US8382572B2 (en) Gaming system and method for providing a community bonus event
US8231456B2 (en) Gaming device and method providing side bet for winning free activations
US7758416B2 (en) Gaming system having a plurality of simultaneously played wagering games that may trigger a plurality of free games which may be played simultaneously with the wagering games
US20080076503A1 (en) Gaming device and method having purchasable randomly selected paytables
US20090104959A1 (en) Gaming device and method for providing player selection of modifiers to game components
US20100120507A1 (en) Gaming system, gaming device, and method for providing a cascading symbols game having magnetic symbols and target symbols
US20080108431A1 (en) Gaming system and method for providing multiple level progressive awards with increased odds of winning higher level progressive awards
US20100120525A1 (en) Server based gaming system and method for providing deferral of bonus events
US20100124972A1 (en) Gaming system and method for providing a cascading symbol game including a plurality of independent reels which provide a stacked symbol functionality
US20090088239A1 (en) Gaming system and method providing variable payback percentages
US20090124320A1 (en) Gaming system and method for providing team play
US20090124347A1 (en) Gaming system, gaming device and gaming method providing stacking symbols and convertible reels
US20080108430A1 (en) Gaming system and method which provides players an opportunity to win a progressive award
US20090124385A1 (en) Gaming system and method for providing purchasable bonus opportunities
US20090124363A1 (en) Gaming system and method for providing team progressive awards
US7914377B2 (en) Gaming device with dynamic progressive and bonus architecture
US20080090651A1 (en) Gaming system and method having multi-level mystery triggered progressive awards
US20110111826A1 (en) Gaming system and method for providing symbol combinations with dynamic awards
US20080132320A1 (en) Gaming system and method having wager dependent different symbol evaluations
US20100137056A1 (en) Gaming system and method providing adjustable odds for triggering a group bonus event
US20080113779A1 (en) Gaming system and method having progressive free games
US20090124326A1 (en) Gaming device and method for providing a free spin game with payline multipliers
US20090117979A1 (en) Gaming system and method for providing a bonus based on number of gaming machines being actively played
US20110244944A1 (en) Gaming system and method having configurable bonus game triggering outcomes

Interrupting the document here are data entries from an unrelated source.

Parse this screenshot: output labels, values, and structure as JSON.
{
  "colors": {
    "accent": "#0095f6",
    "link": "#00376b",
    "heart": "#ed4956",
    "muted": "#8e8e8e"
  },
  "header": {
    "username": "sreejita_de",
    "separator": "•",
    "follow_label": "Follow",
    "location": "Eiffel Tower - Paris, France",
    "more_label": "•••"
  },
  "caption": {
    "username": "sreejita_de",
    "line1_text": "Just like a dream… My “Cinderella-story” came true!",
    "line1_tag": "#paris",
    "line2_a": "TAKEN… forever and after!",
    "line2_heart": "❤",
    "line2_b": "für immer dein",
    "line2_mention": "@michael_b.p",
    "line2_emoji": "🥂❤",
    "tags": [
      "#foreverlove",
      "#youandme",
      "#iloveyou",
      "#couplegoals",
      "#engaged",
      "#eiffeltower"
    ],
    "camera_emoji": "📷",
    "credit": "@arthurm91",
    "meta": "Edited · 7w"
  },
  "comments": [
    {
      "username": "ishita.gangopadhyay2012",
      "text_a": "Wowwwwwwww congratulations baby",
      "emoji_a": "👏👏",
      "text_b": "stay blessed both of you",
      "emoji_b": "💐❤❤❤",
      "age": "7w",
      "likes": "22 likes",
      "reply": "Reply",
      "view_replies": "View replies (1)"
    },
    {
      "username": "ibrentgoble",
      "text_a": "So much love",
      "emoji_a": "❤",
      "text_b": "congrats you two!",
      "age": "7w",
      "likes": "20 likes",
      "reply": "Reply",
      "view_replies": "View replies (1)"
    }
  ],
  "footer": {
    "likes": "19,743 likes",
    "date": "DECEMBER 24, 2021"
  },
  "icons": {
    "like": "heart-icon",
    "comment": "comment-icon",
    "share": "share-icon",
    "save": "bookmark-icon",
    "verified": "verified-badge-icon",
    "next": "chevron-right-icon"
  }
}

Legal Events

Date Code Title Description
AS Assignment

Owner name: IGT, NEVADA

Free format text: ASSIGNMENT OF ASSIGNORS INTEREST;ASSIGNOR:GILLILAND, SEAN M.;REEL/FRAME:027606/0202

Effective date: 20120111

CC Certificate of correction
FPAY Fee payment

Year of fee payment: 4